Brief:
When copying the entries below, leave out every picture and keep the rest exact.

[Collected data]
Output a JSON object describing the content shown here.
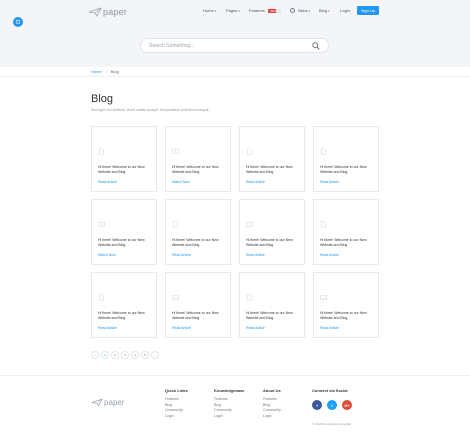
{
  "brand": {
    "name": "paper"
  },
  "nav": {
    "items": [
      {
        "label": "Home",
        "has_chevron": true
      },
      {
        "label": "Pages",
        "has_chevron": true
      },
      {
        "label": "Features",
        "badge": "NEW"
      },
      {
        "label": "Skins",
        "has_chevron": true
      },
      {
        "label": "Blog",
        "has_chevron": true
      },
      {
        "label": "Login"
      }
    ],
    "signup_label": "Sign Up"
  },
  "search": {
    "placeholder": "Search Something..."
  },
  "breadcrumb": {
    "home": "Home",
    "current": "Blog"
  },
  "page": {
    "title": "Blog",
    "subtitle": "Sed eget orci eleifend, tincid mattis suscipit. Suspendisse potenti consequat."
  },
  "cards": [
    {
      "title": "Hi there! Welcome to our New Website and Blog",
      "link": "Read Article",
      "icon": "document-icon"
    },
    {
      "title": "Hi there! Welcome to our New Website and Blog",
      "link": "Watch Now",
      "icon": "video-icon"
    },
    {
      "title": "Hi there! Welcome to our New Website and Blog",
      "link": "Read Article",
      "icon": "document-icon"
    },
    {
      "title": "Hi there! Welcome to our New Website and Blog",
      "link": "Read Article",
      "icon": "document-icon"
    },
    {
      "title": "Hi there! Welcome to our New Website and Blog",
      "link": "Watch Now",
      "icon": "video-icon"
    },
    {
      "title": "Hi there! Welcome to our New Website and Blog",
      "link": "Read Article",
      "icon": "document-icon"
    },
    {
      "title": "Hi there! Welcome to our New Website and Blog",
      "link": "Read Article",
      "icon": "image-icon"
    },
    {
      "title": "Hi there! Welcome to our New Website and Blog",
      "link": "Read Article",
      "icon": "document-icon"
    },
    {
      "title": "Hi there! Welcome to our New Website and Blog",
      "link": "Read Article",
      "icon": "document-icon"
    },
    {
      "title": "Hi there! Welcome to our New Website and Blog",
      "link": "Read Article",
      "icon": "image-icon"
    },
    {
      "title": "Hi there! Welcome to our New Website and Blog",
      "link": "Read Article",
      "icon": "document-icon"
    },
    {
      "title": "Hi there! Welcome to our New Website and Blog",
      "link": "Read Article",
      "icon": "image-icon"
    }
  ],
  "pagination": {
    "prev": "‹",
    "pages": [
      "1",
      "2",
      "3",
      "4",
      "5"
    ],
    "next": "›",
    "active": "1"
  },
  "footer": {
    "quick_links": {
      "heading": "Quick Links",
      "items": [
        "Features",
        "Blog",
        "Community",
        "Login"
      ]
    },
    "knowledgebase": {
      "heading": "Knowledgebase",
      "items": [
        "Features",
        "Blog",
        "Community",
        "Login"
      ]
    },
    "about": {
      "heading": "About Us",
      "items": [
        "Features",
        "Blog",
        "Community",
        "Login"
      ]
    },
    "social": {
      "heading": "Connect via Social",
      "networks": [
        {
          "name": "facebook",
          "glyph": "f",
          "color": "#3b5998"
        },
        {
          "name": "twitter",
          "glyph": "t",
          "color": "#1da1f2"
        },
        {
          "name": "google-plus",
          "glyph": "G+",
          "color": "#dd4b39"
        }
      ]
    },
    "copyright": "© 2018 Knowledge Copyright"
  },
  "colors": {
    "accent": "#2196f3",
    "hero_bg": "#f3f5f8",
    "badge": "#e53935"
  }
}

Task response:
Output a JSON object describing the content shown here.
{
  "brand": {
    "name": "paper"
  },
  "nav": {
    "items": [
      {
        "label": "Home",
        "has_chevron": true
      },
      {
        "label": "Pages",
        "has_chevron": true
      },
      {
        "label": "Features",
        "badge": "NEW"
      },
      {
        "label": "Skins",
        "has_chevron": true
      },
      {
        "label": "Blog",
        "has_chevron": true
      },
      {
        "label": "Login"
      }
    ],
    "signup_label": "Sign Up"
  },
  "search": {
    "placeholder": "Search Something..."
  },
  "breadcrumb": {
    "home": "Home",
    "current": "Blog"
  },
  "page": {
    "title": "Blog",
    "subtitle": "Sed eget orci eleifend, tincid mattis suscipit. Suspendisse potenti consequat."
  },
  "cards": [
    {
      "title": "Hi there! Welcome to our New Website and Blog",
      "link": "Read Article",
      "icon": "document-icon"
    },
    {
      "title": "Hi there! Welcome to our New Website and Blog",
      "link": "Watch Now",
      "icon": "video-icon"
    },
    {
      "title": "Hi there! Welcome to our New Website and Blog",
      "link": "Read Article",
      "icon": "document-icon"
    },
    {
      "title": "Hi there! Welcome to our New Website and Blog",
      "link": "Read Article",
      "icon": "document-icon"
    },
    {
      "title": "Hi there! Welcome to our New Website and Blog",
      "link": "Watch Now",
      "icon": "video-icon"
    },
    {
      "title": "Hi there! Welcome to our New Website and Blog",
      "link": "Read Article",
      "icon": "document-icon"
    },
    {
      "title": "Hi there! Welcome to our New Website and Blog",
      "link": "Read Article",
      "icon": "image-icon"
    },
    {
      "title": "Hi there! Welcome to our New Website and Blog",
      "link": "Read Article",
      "icon": "document-icon"
    },
    {
      "title": "Hi there! Welcome to our New Website and Blog",
      "link": "Read Article",
      "icon": "document-icon"
    },
    {
      "title": "Hi there! Welcome to our New Website and Blog",
      "link": "Read Article",
      "icon": "image-icon"
    },
    {
      "title": "Hi there! Welcome to our New Website and Blog",
      "link": "Read Article",
      "icon": "document-icon"
    },
    {
      "title": "Hi there! Welcome to our New Website and Blog",
      "link": "Read Article",
      "icon": "image-icon"
    }
  ],
  "pagination": {
    "prev": "‹",
    "pages": [
      "1",
      "2",
      "3",
      "4",
      "5"
    ],
    "next": "›",
    "active": "1"
  },
  "footer": {
    "quick_links": {
      "heading": "Quick Links",
      "items": [
        "Features",
        "Blog",
        "Community",
        "Login"
      ]
    },
    "knowledgebase": {
      "heading": "Knowledgebase",
      "items": [
        "Features",
        "Blog",
        "Community",
        "Login"
      ]
    },
    "about": {
      "heading": "About Us",
      "items": [
        "Features",
        "Blog",
        "Community",
        "Login"
      ]
    },
    "social": {
      "heading": "Connect via Social",
      "networks": [
        {
          "name": "facebook",
          "glyph": "f",
          "color": "#3b5998"
        },
        {
          "name": "twitter",
          "glyph": "t",
          "color": "#1da1f2"
        },
        {
          "name": "google-plus",
          "glyph": "G+",
          "color": "#dd4b39"
        }
      ]
    },
    "copyright": "© 2018 Knowledge Copyright"
  },
  "colors": {
    "accent": "#2196f3",
    "hero_bg": "#f3f5f8",
    "badge": "#e53935"
  }
}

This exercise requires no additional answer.